Beginning with the Trinity test in July 1945, Laboratory radiochemists have collected debris from nuclear tests by various means. At Trinity, two United States Army Sherman tanks were used. One tank was a launch platform or several rocket-propelled scoops. Each scoop was attached to a wire so that the scoops could be retrieved. A second Sherman tank was fitted with lead shielding and driven into ground zero. Beginning with Operation Crossroads and continuing throughout atmospheric testing, aircraft were used to fly in and around mushroom clouds to collect debris. One of the first aircraft to be used for this purpose was the famous Flying Fortress of World War II, the B-17. These sampling operations were dangerous for both the aircrews flying the recovery operations and the ground crews that handled, packaged, and transported the debris to Los Alamos. During the 1948 Sandstone test series, three LANL radiochemists received beta burns while recovering filter papers from one of the B-17 sampler aircraft.
Authors:
 [1]
  1. Los Alamos National Lab. (LANL), Los Alamos, NM (United States)
Publication Date:
OSTI Identifier:
1329608
Report Number(s):
LA-UR--16-27446
DOE Contract Number:
AC52-06NA25396
Resource Type:
Technical Report
Research Org:
Los Alamos National Lab. (LANL), Los Alamos, NM (United States)
Sponsoring Org:
USDOE
Country of Publication:

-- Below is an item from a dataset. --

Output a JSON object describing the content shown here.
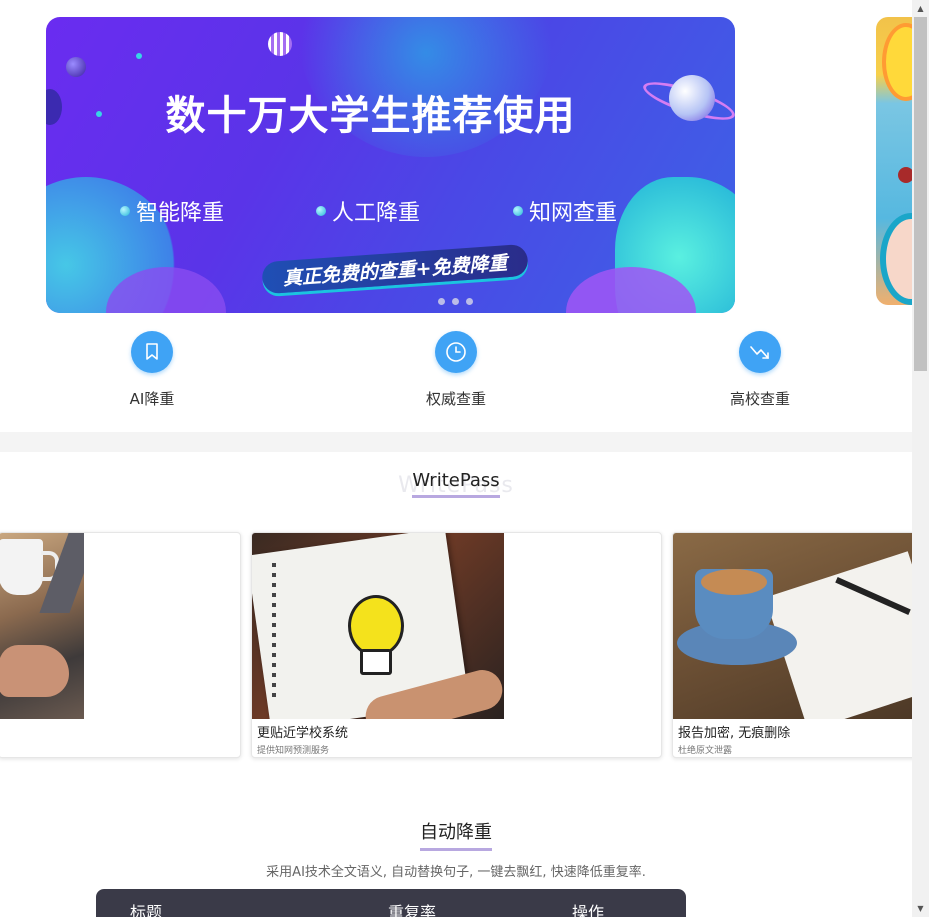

United States
Language:
English
Subject:
38 RADIATION CHEMISTRY, RADIOCHEMISTRY, AND NUCLEAR CHEMISTRY